Thankfully, due to stricter government regulation and more awareness on the part of the consumer, nearly all household paints are water-based meaning that they have lower VOCs.  This means that they off-gas much less than traditional paints.  The EU limit on VOCs in emulsion paint is 30g/L.  However, there are many paints available on the market today that contain lower, or no VOCs.  And from a health perspective, the fewer chemicals, the less off-gassing, the better!

Like many healthier alternatives, no- and low-VOC paint usually costs more than regular paint, but is definitely worth the added expense.  This additional cost is due to the increased content of natural pigments in the paint, which are more expensive to extract from the earth than petrochemicals.  But it is this increased pigment content that gives walls a real depth of colour, absorbing light so that the colour appears to glow from behind.  In addition, higher-quality paint will go on smoother, take longer to dry (meaning brush strokes are less visible), and last longer, demanding fewer retouches down the line. 

An inexpensive brand of paint might make sense in the short term, but we have to ask what is being sacrificed to produce this cheaper paint, and is it worth the so-called saving when our health and our planet is at stake?

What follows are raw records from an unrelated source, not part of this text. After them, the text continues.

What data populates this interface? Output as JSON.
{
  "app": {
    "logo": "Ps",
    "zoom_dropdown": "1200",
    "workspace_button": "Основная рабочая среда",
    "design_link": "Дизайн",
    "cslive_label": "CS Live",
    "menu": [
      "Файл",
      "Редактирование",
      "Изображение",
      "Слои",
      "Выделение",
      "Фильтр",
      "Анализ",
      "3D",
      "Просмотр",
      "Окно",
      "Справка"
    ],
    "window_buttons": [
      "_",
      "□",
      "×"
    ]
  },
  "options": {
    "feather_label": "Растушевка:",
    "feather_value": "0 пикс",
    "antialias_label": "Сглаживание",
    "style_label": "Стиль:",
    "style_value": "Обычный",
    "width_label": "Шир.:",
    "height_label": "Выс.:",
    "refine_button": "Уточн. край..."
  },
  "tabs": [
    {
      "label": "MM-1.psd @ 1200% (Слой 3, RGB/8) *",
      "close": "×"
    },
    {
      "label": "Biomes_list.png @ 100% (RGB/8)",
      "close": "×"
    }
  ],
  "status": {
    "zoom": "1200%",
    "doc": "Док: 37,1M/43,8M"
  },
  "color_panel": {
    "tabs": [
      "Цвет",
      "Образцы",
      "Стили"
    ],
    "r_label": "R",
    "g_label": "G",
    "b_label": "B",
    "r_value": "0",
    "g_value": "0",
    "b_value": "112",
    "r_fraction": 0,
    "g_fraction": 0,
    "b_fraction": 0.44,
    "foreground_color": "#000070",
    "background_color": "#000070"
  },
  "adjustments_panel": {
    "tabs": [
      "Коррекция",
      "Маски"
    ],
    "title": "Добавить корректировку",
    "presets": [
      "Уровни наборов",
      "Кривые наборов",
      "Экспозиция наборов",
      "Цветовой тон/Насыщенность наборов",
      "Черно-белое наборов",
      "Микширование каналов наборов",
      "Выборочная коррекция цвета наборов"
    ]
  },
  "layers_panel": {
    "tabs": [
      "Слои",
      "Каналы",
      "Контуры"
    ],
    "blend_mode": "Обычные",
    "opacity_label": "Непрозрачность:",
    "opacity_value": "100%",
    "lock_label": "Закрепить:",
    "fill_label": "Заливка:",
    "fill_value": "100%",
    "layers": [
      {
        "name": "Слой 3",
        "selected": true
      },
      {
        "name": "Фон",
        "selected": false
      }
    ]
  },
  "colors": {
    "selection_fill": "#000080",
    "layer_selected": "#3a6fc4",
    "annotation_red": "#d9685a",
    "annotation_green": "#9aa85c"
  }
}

Here are some of the paint companies whose products I specify for my client projects, based on their eco-friendly credentials.

(VOC figures extracted from the companies paint charts / websites)

One more tip – don’t overbuy! Paint can be difficult to dispose of properly and this ensures that you won’t end up with too much extra paint to get rid of.

I hope I have helped to clear up any confusion?  Happy painting!

“Colour is what gives jewels their worth”
Christian Dior